• About this task:
Reproduce all the entries precisely.
BEGIN
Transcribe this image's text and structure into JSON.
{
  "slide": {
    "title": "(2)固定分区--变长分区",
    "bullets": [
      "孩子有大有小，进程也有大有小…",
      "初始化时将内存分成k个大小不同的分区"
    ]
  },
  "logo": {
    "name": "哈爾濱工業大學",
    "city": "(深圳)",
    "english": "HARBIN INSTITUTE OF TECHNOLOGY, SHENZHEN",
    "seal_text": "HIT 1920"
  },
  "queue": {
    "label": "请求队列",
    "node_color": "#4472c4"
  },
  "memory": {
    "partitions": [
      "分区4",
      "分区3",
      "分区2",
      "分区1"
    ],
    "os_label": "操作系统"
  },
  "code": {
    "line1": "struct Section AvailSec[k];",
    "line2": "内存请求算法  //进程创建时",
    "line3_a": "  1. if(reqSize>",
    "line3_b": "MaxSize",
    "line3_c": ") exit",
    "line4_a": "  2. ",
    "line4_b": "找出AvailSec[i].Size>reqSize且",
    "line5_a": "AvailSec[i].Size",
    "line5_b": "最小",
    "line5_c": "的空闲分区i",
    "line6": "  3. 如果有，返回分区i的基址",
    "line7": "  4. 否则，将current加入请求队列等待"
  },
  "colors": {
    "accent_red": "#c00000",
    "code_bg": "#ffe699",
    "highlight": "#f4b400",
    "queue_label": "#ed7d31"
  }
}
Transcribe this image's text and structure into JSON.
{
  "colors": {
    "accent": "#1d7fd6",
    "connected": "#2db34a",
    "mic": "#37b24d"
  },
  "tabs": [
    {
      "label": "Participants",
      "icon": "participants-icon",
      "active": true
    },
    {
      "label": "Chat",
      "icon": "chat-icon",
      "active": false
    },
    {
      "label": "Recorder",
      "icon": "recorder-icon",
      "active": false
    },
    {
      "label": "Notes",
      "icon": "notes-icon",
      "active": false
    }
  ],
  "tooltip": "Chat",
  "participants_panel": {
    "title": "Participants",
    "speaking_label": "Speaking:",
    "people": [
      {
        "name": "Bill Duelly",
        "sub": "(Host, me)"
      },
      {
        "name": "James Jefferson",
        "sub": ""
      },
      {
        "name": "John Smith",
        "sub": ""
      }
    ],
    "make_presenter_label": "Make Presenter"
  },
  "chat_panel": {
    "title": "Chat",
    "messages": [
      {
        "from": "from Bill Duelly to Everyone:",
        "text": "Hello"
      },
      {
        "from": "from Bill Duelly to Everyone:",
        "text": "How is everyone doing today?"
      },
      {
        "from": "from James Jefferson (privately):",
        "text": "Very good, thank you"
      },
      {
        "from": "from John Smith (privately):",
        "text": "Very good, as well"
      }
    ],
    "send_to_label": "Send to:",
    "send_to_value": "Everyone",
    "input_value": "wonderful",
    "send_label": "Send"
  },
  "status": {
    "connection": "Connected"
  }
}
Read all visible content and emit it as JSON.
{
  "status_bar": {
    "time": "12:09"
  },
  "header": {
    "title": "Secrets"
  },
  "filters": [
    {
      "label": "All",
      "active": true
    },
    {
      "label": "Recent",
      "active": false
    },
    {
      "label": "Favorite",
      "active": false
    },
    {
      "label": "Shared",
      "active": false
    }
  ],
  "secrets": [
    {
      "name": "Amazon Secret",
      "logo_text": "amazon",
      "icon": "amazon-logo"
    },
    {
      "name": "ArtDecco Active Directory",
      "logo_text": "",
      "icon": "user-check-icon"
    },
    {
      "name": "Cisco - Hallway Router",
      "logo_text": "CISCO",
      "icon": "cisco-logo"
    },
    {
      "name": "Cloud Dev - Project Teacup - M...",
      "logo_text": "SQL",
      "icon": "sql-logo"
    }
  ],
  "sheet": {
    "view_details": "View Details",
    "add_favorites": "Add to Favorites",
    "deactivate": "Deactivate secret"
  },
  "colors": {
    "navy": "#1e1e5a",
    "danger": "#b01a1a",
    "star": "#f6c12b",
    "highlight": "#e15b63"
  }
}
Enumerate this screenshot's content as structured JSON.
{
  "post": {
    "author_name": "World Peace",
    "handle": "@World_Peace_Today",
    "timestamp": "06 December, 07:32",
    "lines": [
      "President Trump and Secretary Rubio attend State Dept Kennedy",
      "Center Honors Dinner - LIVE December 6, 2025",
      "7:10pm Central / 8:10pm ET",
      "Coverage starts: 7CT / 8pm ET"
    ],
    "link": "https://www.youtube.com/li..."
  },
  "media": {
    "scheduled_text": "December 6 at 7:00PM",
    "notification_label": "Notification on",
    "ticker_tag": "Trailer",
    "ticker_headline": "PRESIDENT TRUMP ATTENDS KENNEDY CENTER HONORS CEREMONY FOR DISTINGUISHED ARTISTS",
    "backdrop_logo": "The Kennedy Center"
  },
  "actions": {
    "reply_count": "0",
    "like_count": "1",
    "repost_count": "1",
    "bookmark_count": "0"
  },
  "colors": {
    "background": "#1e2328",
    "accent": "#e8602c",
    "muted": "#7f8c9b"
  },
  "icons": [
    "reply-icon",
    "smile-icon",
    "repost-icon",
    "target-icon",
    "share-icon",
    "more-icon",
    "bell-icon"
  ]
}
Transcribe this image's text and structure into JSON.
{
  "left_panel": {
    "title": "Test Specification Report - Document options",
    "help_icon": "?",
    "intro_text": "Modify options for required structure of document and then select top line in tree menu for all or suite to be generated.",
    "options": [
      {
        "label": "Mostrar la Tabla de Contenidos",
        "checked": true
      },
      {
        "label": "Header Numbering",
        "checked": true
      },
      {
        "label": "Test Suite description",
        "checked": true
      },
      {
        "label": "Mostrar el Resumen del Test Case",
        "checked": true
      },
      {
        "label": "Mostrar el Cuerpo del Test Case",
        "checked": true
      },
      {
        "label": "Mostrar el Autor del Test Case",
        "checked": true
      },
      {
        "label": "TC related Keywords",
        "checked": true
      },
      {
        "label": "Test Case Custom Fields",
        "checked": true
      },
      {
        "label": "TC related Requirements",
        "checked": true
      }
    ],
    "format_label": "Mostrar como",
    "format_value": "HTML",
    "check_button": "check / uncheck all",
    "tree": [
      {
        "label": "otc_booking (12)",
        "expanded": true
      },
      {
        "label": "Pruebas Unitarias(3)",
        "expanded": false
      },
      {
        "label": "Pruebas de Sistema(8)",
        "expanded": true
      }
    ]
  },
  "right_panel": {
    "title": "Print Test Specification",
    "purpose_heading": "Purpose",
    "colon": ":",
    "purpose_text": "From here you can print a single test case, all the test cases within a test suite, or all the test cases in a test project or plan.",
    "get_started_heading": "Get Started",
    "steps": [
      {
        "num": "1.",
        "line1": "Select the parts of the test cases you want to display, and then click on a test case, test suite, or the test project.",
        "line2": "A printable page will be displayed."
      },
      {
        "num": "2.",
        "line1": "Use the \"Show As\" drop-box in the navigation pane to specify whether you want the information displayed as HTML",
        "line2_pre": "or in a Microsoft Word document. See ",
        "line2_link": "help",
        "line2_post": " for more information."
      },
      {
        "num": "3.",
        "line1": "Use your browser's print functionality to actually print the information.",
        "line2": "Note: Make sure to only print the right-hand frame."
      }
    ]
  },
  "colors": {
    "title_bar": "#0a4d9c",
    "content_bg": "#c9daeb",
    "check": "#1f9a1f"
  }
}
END
• Result:
Transcribe this image's text and structure into JSON.
{
  "slide": {
    "title": "(2)固定分区--变长分区",
    "bullets": [
      "孩子有大有小，进程也有大有小…",
      "初始化时将内存分成k个大小不同的分区"
    ]
  },
  "logo": {
    "name": "哈爾濱工業大學",
    "city": "(深圳)",
    "english": "HARBIN INSTITUTE OF TECHNOLOGY, SHENZHEN",
    "seal_text": "HIT 1920"
  },
  "queue": {
    "label": "请求队列",
    "node_color": "#4472c4"
  },
  "memory": {
    "partitions": [
      "分区4",
      "分区3",
      "分区2",
      "分区1"
    ],
    "os_label": "操作系统"
  },
  "code": {
    "line1": "struct Section AvailSec[k];",
    "line2": "内存请求算法  //进程创建时",
    "line3_a": "  1. if(reqSize>",
    "line3_b": "MaxSize",
    "line3_c": ") exit",
    "line4_a": "  2. ",
    "line4_b": "找出AvailSec[i].Size>reqSize且",
    "line5_a": "AvailSec[i].Size",
    "line5_b": "最小",
    "line5_c": "的空闲分区i",
    "line6": "  3. 如果有，返回分区i的基址",
    "line7": "  4. 否则，将current加入请求队列等待"
  },
  "colors": {
    "accent_red": "#c00000",
    "code_bg": "#ffe699",
    "highlight": "#f4b400",
    "queue_label": "#ed7d31"
  }
}
Transcribe this image's text and structure into JSON.
{
  "colors": {
    "accent": "#1d7fd6",
    "connected": "#2db34a",
    "mic": "#37b24d"
  },
  "tabs": [
    {
      "label": "Participants",
      "icon": "participants-icon",
      "active": true
    },
    {
      "label": "Chat",
      "icon": "chat-icon",
      "active": false
    },
    {
      "label": "Recorder",
      "icon": "recorder-icon",
      "active": false
    },
    {
      "label": "Notes",
      "icon": "notes-icon",
      "active": false
    }
  ],
  "tooltip": "Chat",
  "participants_panel": {
    "title": "Participants",
    "speaking_label": "Speaking:",
    "people": [
      {
        "name": "Bill Duelly",
        "sub": "(Host, me)"
      },
      {
        "name": "James Jefferson",
        "sub": ""
      },
      {
        "name": "John Smith",
        "sub": ""
      }
    ],
    "make_presenter_label": "Make Presenter"
  },
  "chat_panel": {
    "title": "Chat",
    "messages": [
      {
        "from": "from Bill Duelly to Everyone:",
        "text": "Hello"
      },
      {
        "from": "from Bill Duelly to Everyone:",
        "text": "How is everyone doing today?"
      },
      {
        "from": "from James Jefferson (privately):",
        "text": "Very good, thank you"
      },
      {
        "from": "from John Smith (privately):",
        "text": "Very good, as well"
      }
    ],
    "send_to_label": "Send to:",
    "send_to_value": "Everyone",
    "input_value": "wonderful",
    "send_label": "Send"
  },
  "status": {
    "connection": "Connected"
  }
}
Read all visible content and emit it as JSON.
{
  "status_bar": {
    "time": "12:09"
  },
  "header": {
    "title": "Secrets"
  },
  "filters": [
    {
      "label": "All",
      "active": true
    },
    {
      "label": "Recent",
      "active": false
    },
    {
      "label": "Favorite",
      "active": false
    },
    {
      "label": "Shared",
      "active": false
    }
  ],
  "secrets": [
    {
      "name": "Amazon Secret",
      "logo_text": "amazon",
      "icon": "amazon-logo"
    },
    {
      "name": "ArtDecco Active Directory",
      "logo_text": "",
      "icon": "user-check-icon"
    },
    {
      "name": "Cisco - Hallway Router",
      "logo_text": "CISCO",
      "icon": "cisco-logo"
    },
    {
      "name": "Cloud Dev - Project Teacup - M...",
      "logo_text": "SQL",
      "icon": "sql-logo"
    }
  ],
  "sheet": {
    "view_details": "View Details",
    "add_favorites": "Add to Favorites",
    "deactivate": "Deactivate secret"
  },
  "colors": {
    "navy": "#1e1e5a",
    "danger": "#b01a1a",
    "star": "#f6c12b",
    "highlight": "#e15b63"
  }
}
Enumerate this screenshot's content as structured JSON.
{
  "post": {
    "author_name": "World Peace",
    "handle": "@World_Peace_Today",
    "timestamp": "06 December, 07:32",
    "lines": [
      "President Trump and Secretary Rubio attend State Dept Kennedy",
      "Center Honors Dinner - LIVE December 6, 2025",
      "7:10pm Central / 8:10pm ET",
      "Coverage starts: 7CT / 8pm ET"
    ],
    "link": "https://www.youtube.com/li..."
  },
  "media": {
    "scheduled_text": "December 6 at 7:00PM",
    "notification_label": "Notification on",
    "ticker_tag": "Trailer",
    "ticker_headline": "PRESIDENT TRUMP ATTENDS KENNEDY CENTER HONORS CEREMONY FOR DISTINGUISHED ARTISTS",
    "backdrop_logo": "The Kennedy Center"
  },
  "actions": {
    "reply_count": "0",
    "like_count": "1",
    "repost_count": "1",
    "bookmark_count": "0"
  },
  "colors": {
    "background": "#1e2328",
    "accent": "#e8602c",
    "muted": "#7f8c9b"
  },
  "icons": [
    "reply-icon",
    "smile-icon",
    "repost-icon",
    "target-icon",
    "share-icon",
    "more-icon",
    "bell-icon"
  ]
}
Transcribe this image's text and structure into JSON.
{
  "left_panel": {
    "title": "Test Specification Report - Document options",
    "help_icon": "?",
    "intro_text": "Modify options for required structure of document and then select top line in tree menu for all or suite to be generated.",
    "options": [
      {
        "label": "Mostrar la Tabla de Contenidos",
        "checked": true
      },
      {
        "label": "Header Numbering",
        "checked": true
      },
      {
        "label": "Test Suite description",
        "checked": true
      },
      {
        "label": "Mostrar el Resumen del Test Case",
        "checked": true
      },
      {
        "label": "Mostrar el Cuerpo del Test Case",
        "checked": true
      },
      {
        "label": "Mostrar el Autor del Test Case",
        "checked": true
      },
      {
        "label": "TC related Keywords",
        "checked": true
      },
      {
        "label": "Test Case Custom Fields",
        "checked": true
      },
      {
        "label": "TC related Requirements",
        "checked": true
      }
    ],
    "format_label": "Mostrar como",
    "format_value": "HTML",
    "check_button": "check / uncheck all",
    "tree": [
      {
        "label": "otc_booking (12)",
        "expanded": true
      },
      {
        "label": "Pruebas Unitarias(3)",
        "expanded": false
      },
      {
        "label": "Pruebas de Sistema(8)",
        "expanded": true
      }
    ]
  },
  "right_panel": {
    "title": "Print Test Specification",
    "purpose_heading": "Purpose",
    "colon": ":",
    "purpose_text": "From here you can print a single test case, all the test cases within a test suite, or all the test cases in a test project or plan.",
    "get_started_heading": "Get Started",
    "steps": [
      {
        "num": "1.",
        "line1": "Select the parts of the test cases you want to display, and then click on a test case, test suite, or the test project.",
        "line2": "A printable page will be displayed."
      },
      {
        "num": "2.",
        "line1": "Use the \"Show As\" drop-box in the navigation pane to specify whether you want the information displayed as HTML",
        "line2_pre": "or in a Microsoft Word document. See ",
        "line2_link": "help",
        "line2_post": " for more information."
      },
      {
        "num": "3.",
        "line1": "Use your browser's print functionality to actually print the information.",
        "line2": "Note: Make sure to only print the right-hand frame."
      }
    ]
  },
  "colors": {
    "title_bar": "#0a4d9c",
    "content_bg": "#c9daeb",
    "check": "#1f9a1f"
  }
}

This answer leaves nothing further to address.